What the task requires: Your task is to copy every line of the records below that contains "screenshot".
[Input data Boundary: Start]
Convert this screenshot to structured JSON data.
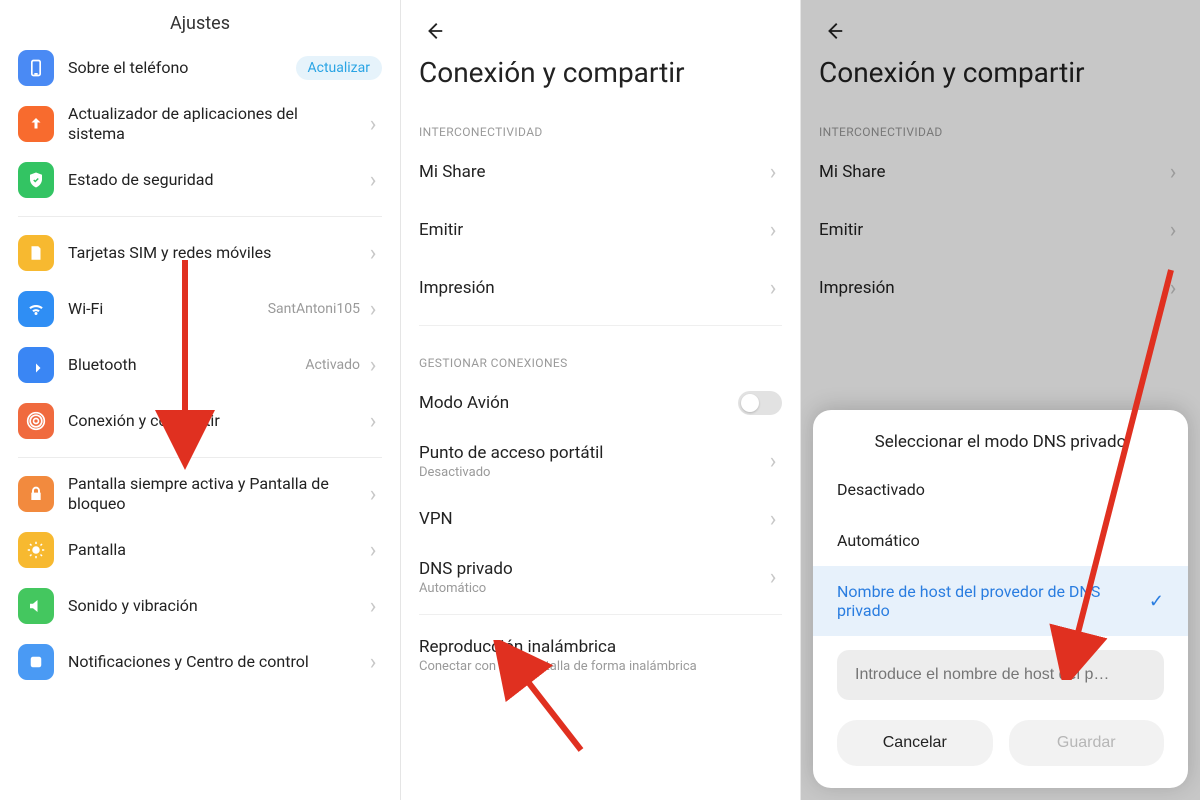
{
  "pane1": {
    "header": "Ajustes",
    "items": {
      "about": {
        "label": "Sobre el teléfono",
        "badge": "Actualizar"
      },
      "updater": {
        "label": "Actualizador de aplicaciones del sistema"
      },
      "security": {
        "label": "Estado de seguridad"
      },
      "sim": {
        "label": "Tarjetas SIM y redes móviles"
      },
      "wifi": {
        "label": "Wi-Fi",
        "value": "SantAntoni105"
      },
      "bt": {
        "label": "Bluetooth",
        "value": "Activado"
      },
      "conn": {
        "label": "Conexión y compartir"
      },
      "lock": {
        "label": "Pantalla siempre activa y Pantalla de bloqueo"
      },
      "display": {
        "label": "Pantalla"
      },
      "sound": {
        "label": "Sonido y vibración"
      },
      "notif": {
        "label": "Notificaciones y Centro de control"
      }
    }
  },
  "pane2": {
    "title": "Conexión y compartir",
    "sect1": "INTERCONECTIVIDAD",
    "mishare": {
      "label": "Mi Share"
    },
    "cast": {
      "label": "Emitir"
    },
    "print": {
      "label": "Impresión"
    },
    "sect2": "GESTIONAR CONEXIONES",
    "airplane": {
      "label": "Modo Avión"
    },
    "hotspot": {
      "label": "Punto de acceso portátil",
      "sub": "Desactivado"
    },
    "vpn": {
      "label": "VPN"
    },
    "dns": {
      "label": "DNS privado",
      "sub": "Automático"
    },
    "wireless": {
      "label": "Reproducción inalámbrica",
      "sub": "Conectar con una pantalla de forma inalámbrica"
    }
  },
  "pane3": {
    "title": "Conexión y compartir",
    "sect1": "INTERCONECTIVIDAD",
    "mishare": {
      "label": "Mi Share"
    },
    "cast": {
      "label": "Emitir"
    },
    "print": {
      "label": "Impresión"
    },
    "modal": {
      "title": "Seleccionar el modo DNS privado",
      "opt_off": "Desactivado",
      "opt_auto": "Automático",
      "opt_host": "Nombre de host del provedor de DNS privado",
      "placeholder": "Introduce el nombre de host del p…",
      "cancel": "Cancelar",
      "save": "Guardar"
    }
  }
}
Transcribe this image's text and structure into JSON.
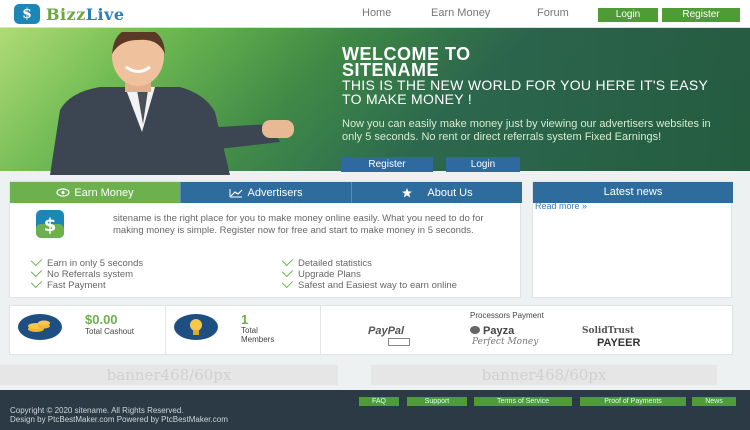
{
  "header": {
    "logo_part1": "Bizz",
    "logo_part2": "Live",
    "nav": [
      "Home",
      "Earn Money",
      "Forum"
    ],
    "login": "Login",
    "register": "Register"
  },
  "hero": {
    "title_line1": "WELCOME TO",
    "title_line2": "SITENAME",
    "subtitle": "THIS IS THE NEW WORLD FOR YOU HERE IT'S EASY TO MAKE MONEY !",
    "desc": "Now you can easily make money just by viewing our advertisers websites in only 5 seconds. No rent or direct referrals system Fixed Earnings!",
    "register": "Register",
    "login": "Login"
  },
  "tabs": [
    "Earn Money",
    "Advertisers",
    "About Us"
  ],
  "panel": {
    "text": "sitename is the right place for you to make money online easily. What you need to do for making money is simple. Register now for free and start to make money in 5 seconds.",
    "features_left": [
      "Earn in only 5 seconds",
      "No Referrals system",
      "Fast Payment"
    ],
    "features_right": [
      "Detailed statistics",
      "Upgrade Plans",
      "Safest and Easiest way to earn online"
    ]
  },
  "news": {
    "title": "Latest news",
    "more": "Read more »"
  },
  "stats": {
    "cashout_value": "$0.00",
    "cashout_label": "Total Cashout",
    "members_value": "1",
    "members_label": "Total Members",
    "processors_title": "Processors Payment",
    "processors": [
      "PayPal",
      "Payza",
      "SolidTrust",
      "PAYEER",
      "Perfect Money"
    ]
  },
  "banners": [
    "banner468/60px",
    "banner468/60px"
  ],
  "footer": {
    "links": [
      "FAQ",
      "Support",
      "Terms of Service",
      "Proof of Payments",
      "News"
    ],
    "copyright": "Copyright © 2020 sitename. All Rights Reserved.",
    "credits": "Design by PtcBestMaker.com Powered by PtcBestMaker.com"
  },
  "colors": {
    "green": "#4f9c36",
    "blue": "#2d6c9d",
    "footer": "#2b3a45"
  }
}
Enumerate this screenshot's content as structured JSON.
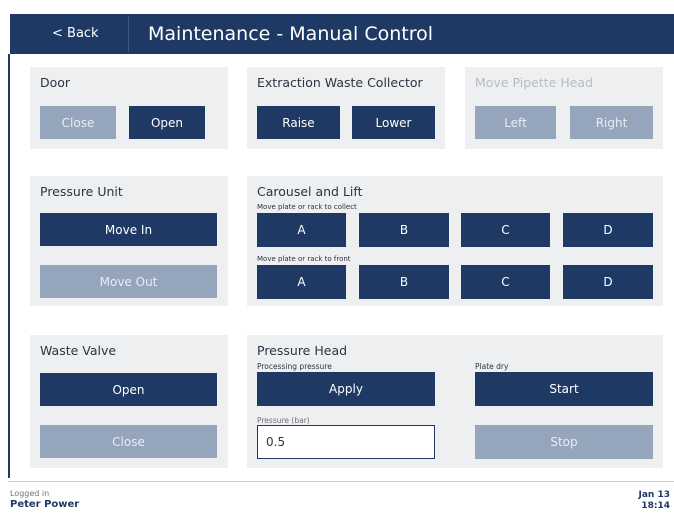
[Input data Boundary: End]
Problem solution:
Convert this screenshot to structured JSON data.
Enumerate this screenshot's content as structured JSON.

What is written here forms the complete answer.